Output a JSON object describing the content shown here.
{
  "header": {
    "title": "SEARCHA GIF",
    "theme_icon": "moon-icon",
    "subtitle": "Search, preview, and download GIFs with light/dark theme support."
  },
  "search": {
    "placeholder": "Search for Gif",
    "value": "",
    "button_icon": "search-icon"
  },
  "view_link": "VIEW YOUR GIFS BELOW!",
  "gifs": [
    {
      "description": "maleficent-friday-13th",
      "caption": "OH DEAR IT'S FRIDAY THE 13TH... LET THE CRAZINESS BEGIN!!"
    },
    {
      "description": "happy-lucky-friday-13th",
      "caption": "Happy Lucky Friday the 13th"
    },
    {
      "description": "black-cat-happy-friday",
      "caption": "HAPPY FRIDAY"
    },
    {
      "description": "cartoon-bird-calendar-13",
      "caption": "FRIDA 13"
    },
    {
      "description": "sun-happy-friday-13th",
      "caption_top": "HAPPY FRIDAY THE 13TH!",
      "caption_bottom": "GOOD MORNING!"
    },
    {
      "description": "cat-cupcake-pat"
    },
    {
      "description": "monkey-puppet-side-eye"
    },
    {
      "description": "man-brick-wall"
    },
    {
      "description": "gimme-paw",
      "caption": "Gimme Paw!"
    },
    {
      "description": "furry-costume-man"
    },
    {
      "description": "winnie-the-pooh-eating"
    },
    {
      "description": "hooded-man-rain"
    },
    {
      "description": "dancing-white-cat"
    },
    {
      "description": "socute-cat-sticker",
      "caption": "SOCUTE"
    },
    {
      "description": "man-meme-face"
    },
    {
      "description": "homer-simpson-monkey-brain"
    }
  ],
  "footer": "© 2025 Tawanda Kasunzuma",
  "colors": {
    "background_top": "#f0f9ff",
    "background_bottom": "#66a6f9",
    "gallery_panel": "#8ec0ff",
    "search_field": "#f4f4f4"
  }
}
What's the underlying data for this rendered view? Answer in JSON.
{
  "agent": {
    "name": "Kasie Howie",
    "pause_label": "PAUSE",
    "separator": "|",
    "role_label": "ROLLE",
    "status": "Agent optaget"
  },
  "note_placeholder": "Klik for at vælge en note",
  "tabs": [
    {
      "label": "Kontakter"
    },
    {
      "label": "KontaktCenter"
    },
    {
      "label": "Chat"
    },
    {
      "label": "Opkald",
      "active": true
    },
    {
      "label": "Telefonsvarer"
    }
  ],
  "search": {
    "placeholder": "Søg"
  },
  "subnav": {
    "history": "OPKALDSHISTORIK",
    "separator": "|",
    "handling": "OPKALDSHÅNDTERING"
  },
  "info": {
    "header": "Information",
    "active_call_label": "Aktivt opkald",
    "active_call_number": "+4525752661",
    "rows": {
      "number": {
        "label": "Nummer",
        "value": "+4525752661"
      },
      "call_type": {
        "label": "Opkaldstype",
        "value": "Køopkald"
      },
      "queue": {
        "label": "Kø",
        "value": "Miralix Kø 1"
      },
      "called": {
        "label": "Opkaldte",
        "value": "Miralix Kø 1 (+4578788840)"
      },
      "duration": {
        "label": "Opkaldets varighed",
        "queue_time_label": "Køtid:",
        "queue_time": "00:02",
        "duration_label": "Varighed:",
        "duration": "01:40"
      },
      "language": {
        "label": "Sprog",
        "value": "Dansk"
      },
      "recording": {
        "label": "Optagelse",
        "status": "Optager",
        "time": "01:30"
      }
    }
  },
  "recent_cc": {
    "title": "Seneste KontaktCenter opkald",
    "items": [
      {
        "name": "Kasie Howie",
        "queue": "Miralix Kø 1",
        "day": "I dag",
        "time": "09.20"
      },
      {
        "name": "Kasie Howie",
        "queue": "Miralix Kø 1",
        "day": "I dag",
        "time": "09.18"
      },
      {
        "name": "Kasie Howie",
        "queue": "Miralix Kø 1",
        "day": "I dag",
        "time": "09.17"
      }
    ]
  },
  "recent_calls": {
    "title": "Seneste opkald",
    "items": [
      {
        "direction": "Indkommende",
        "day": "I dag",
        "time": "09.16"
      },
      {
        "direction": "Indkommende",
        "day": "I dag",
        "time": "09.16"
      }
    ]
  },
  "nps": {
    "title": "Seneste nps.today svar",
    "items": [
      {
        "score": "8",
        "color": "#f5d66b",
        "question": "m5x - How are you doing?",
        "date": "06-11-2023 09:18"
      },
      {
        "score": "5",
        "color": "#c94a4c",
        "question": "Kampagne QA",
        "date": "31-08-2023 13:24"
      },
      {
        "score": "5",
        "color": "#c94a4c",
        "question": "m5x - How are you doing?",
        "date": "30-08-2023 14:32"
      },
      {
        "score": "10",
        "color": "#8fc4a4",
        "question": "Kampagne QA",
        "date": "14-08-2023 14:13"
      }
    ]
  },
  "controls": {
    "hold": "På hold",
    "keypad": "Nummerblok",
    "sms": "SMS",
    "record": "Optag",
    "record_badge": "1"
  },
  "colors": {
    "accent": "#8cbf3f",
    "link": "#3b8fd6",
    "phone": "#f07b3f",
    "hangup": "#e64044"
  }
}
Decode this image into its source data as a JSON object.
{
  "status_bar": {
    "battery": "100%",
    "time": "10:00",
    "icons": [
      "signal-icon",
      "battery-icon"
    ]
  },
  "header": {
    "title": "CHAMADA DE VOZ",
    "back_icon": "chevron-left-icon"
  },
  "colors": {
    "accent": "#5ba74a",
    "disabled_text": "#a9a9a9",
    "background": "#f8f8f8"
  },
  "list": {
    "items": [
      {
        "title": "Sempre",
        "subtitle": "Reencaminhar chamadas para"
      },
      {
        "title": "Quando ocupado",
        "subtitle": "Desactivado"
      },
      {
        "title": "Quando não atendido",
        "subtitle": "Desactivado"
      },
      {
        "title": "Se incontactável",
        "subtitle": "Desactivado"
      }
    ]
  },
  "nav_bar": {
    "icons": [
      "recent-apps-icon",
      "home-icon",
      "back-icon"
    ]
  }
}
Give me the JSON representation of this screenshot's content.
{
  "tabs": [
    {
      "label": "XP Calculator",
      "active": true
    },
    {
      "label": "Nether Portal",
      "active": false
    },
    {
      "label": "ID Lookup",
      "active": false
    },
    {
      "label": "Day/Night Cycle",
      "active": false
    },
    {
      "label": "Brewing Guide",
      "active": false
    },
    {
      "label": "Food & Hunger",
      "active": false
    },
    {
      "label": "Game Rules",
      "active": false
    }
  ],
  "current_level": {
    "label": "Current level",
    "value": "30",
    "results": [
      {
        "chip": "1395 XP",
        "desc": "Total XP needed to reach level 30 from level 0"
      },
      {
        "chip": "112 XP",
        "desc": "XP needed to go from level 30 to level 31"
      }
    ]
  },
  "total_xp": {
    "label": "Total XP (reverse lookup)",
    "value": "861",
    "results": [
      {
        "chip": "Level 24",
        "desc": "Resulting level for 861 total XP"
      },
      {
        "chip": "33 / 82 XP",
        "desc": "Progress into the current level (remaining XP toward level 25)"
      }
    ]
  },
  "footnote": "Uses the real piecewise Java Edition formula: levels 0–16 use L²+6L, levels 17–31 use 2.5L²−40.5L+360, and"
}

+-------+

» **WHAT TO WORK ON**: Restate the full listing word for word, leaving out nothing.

» **RESULT**:
Output a JSON object describing the content shown here.
{
  "header": {
    "title": "SEARCHA GIF",
    "theme_icon": "moon-icon",
    "subtitle": "Search, preview, and download GIFs with light/dark theme support."
  },
  "search": {
    "placeholder": "Search for Gif",
    "value": "",
    "button_icon": "search-icon"
  },
  "view_link": "VIEW YOUR GIFS BELOW!",
  "gifs": [
    {
      "description": "maleficent-friday-13th",
      "caption": "OH DEAR IT'S FRIDAY THE 13TH... LET THE CRAZINESS BEGIN!!"
    },
    {
      "description": "happy-lucky-friday-13th",
      "caption": "Happy Lucky Friday the 13th"
    },
    {
      "description": "black-cat-happy-friday",
      "caption": "HAPPY FRIDAY"
    },
    {
      "description": "cartoon-bird-calendar-13",
      "caption": "FRIDA 13"
    },
    {
      "description": "sun-happy-friday-13th",
      "caption_top": "HAPPY FRIDAY THE 13TH!",
      "caption_bottom": "GOOD MORNING!"
    },
    {
      "description": "cat-cupcake-pat"
    },
    {
      "description": "monkey-puppet-side-eye"
    },
    {
      "description": "man-brick-wall"
    },
    {
      "description": "gimme-paw",
      "caption": "Gimme Paw!"
    },
    {
      "description": "furry-costume-man"
    },
    {
      "description": "winnie-the-pooh-eating"
    },
    {
      "description": "hooded-man-rain"
    },
    {
      "description": "dancing-white-cat"
    },
    {
      "description": "socute-cat-sticker",
      "caption": "SOCUTE"
    },
    {
      "description": "man-meme-face"
    },
    {
      "description": "homer-simpson-monkey-brain"
    }
  ],
  "footer": "© 2025 Tawanda Kasunzuma",
  "colors": {
    "background_top": "#f0f9ff",
    "background_bottom": "#66a6f9",
    "gallery_panel": "#8ec0ff",
    "search_field": "#f4f4f4"
  }
}
What's the underlying data for this rendered view? Answer in JSON.
{
  "agent": {
    "name": "Kasie Howie",
    "pause_label": "PAUSE",
    "separator": "|",
    "role_label": "ROLLE",
    "status": "Agent optaget"
  },
  "note_placeholder": "Klik for at vælge en note",
  "tabs": [
    {
      "label": "Kontakter"
    },
    {
      "label": "KontaktCenter"
    },
    {
      "label": "Chat"
    },
    {
      "label": "Opkald",
      "active": true
    },
    {
      "label": "Telefonsvarer"
    }
  ],
  "search": {
    "placeholder": "Søg"
  },
  "subnav": {
    "history": "OPKALDSHISTORIK",
    "separator": "|",
    "handling": "OPKALDSHÅNDTERING"
  },
  "info": {
    "header": "Information",
    "active_call_label": "Aktivt opkald",
    "active_call_number": "+4525752661",
    "rows": {
      "number": {
        "label": "Nummer",
        "value": "+4525752661"
      },
      "call_type": {
        "label": "Opkaldstype",
        "value": "Køopkald"
      },
      "queue": {
        "label": "Kø",
        "value": "Miralix Kø 1"
      },
      "called": {
        "label": "Opkaldte",
        "value": "Miralix Kø 1 (+4578788840)"
      },
      "duration": {
        "label": "Opkaldets varighed",
        "queue_time_label": "Køtid:",
        "queue_time": "00:02",
        "duration_label": "Varighed:",
        "duration": "01:40"
      },
      "language": {
        "label": "Sprog",
        "value": "Dansk"
      },
      "recording": {
        "label": "Optagelse",
        "status": "Optager",
        "time": "01:30"
      }
    }
  },
  "recent_cc": {
    "title": "Seneste KontaktCenter opkald",
    "items": [
      {
        "name": "Kasie Howie",
        "queue": "Miralix Kø 1",
        "day": "I dag",
        "time": "09.20"
      },
      {
        "name": "Kasie Howie",
        "queue": "Miralix Kø 1",
        "day": "I dag",
        "time": "09.18"
      },
      {
        "name": "Kasie Howie",
        "queue": "Miralix Kø 1",
        "day": "I dag",
        "time": "09.17"
      }
    ]
  },
  "recent_calls": {
    "title": "Seneste opkald",
    "items": [
      {
        "direction": "Indkommende",
        "day": "I dag",
        "time": "09.16"
      },
      {
        "direction": "Indkommende",
        "day": "I dag",
        "time": "09.16"
      }
    ]
  },
  "nps": {
    "title": "Seneste nps.today svar",
    "items": [
      {
        "score": "8",
        "color": "#f5d66b",
        "question": "m5x - How are you doing?",
        "date": "06-11-2023 09:18"
      },
      {
        "score": "5",
        "color": "#c94a4c",
        "question": "Kampagne QA",
        "date": "31-08-2023 13:24"
      },
      {
        "score": "5",
        "color": "#c94a4c",
        "question": "m5x - How are you doing?",
        "date": "30-08-2023 14:32"
      },
      {
        "score": "10",
        "color": "#8fc4a4",
        "question": "Kampagne QA",
        "date": "14-08-2023 14:13"
      }
    ]
  },
  "controls": {
    "hold": "På hold",
    "keypad": "Nummerblok",
    "sms": "SMS",
    "record": "Optag",
    "record_badge": "1"
  },
  "colors": {
    "accent": "#8cbf3f",
    "link": "#3b8fd6",
    "phone": "#f07b3f",
    "hangup": "#e64044"
  }
}
Decode this image into its source data as a JSON object.
{
  "status_bar": {
    "battery": "100%",
    "time": "10:00",
    "icons": [
      "signal-icon",
      "battery-icon"
    ]
  },
  "header": {
    "title": "CHAMADA DE VOZ",
    "back_icon": "chevron-left-icon"
  },
  "colors": {
    "accent": "#5ba74a",
    "disabled_text": "#a9a9a9",
    "background": "#f8f8f8"
  },
  "list": {
    "items": [
      {
        "title": "Sempre",
        "subtitle": "Reencaminhar chamadas para"
      },
      {
        "title": "Quando ocupado",
        "subtitle": "Desactivado"
      },
      {
        "title": "Quando não atendido",
        "subtitle": "Desactivado"
      },
      {
        "title": "Se incontactável",
        "subtitle": "Desactivado"
      }
    ]
  },
  "nav_bar": {
    "icons": [
      "recent-apps-icon",
      "home-icon",
      "back-icon"
    ]
  }
}
Give me the JSON representation of this screenshot's content.
{
  "tabs": [
    {
      "label": "XP Calculator",
      "active": true
    },
    {
      "label": "Nether Portal",
      "active": false
    },
    {
      "label": "ID Lookup",
      "active": false
    },
    {
      "label": "Day/Night Cycle",
      "active": false
    },
    {
      "label": "Brewing Guide",
      "active": false
    },
    {
      "label": "Food & Hunger",
      "active": false
    },
    {
      "label": "Game Rules",
      "active": false
    }
  ],
  "current_level": {
    "label": "Current level",
    "value": "30",
    "results": [
      {
        "chip": "1395 XP",
        "desc": "Total XP needed to reach level 30 from level 0"
      },
      {
        "chip": "112 XP",
        "desc": "XP needed to go from level 30 to level 31"
      }
    ]
  },
  "total_xp": {
    "label": "Total XP (reverse lookup)",
    "value": "861",
    "results": [
      {
        "chip": "Level 24",
        "desc": "Resulting level for 861 total XP"
      },
      {
        "chip": "33 / 82 XP",
        "desc": "Progress into the current level (remaining XP toward level 25)"
      }
    ]
  },
  "footnote": "Uses the real piecewise Java Edition formula: levels 0–16 use L²+6L, levels 17–31 use 2.5L²−40.5L+360, and"
}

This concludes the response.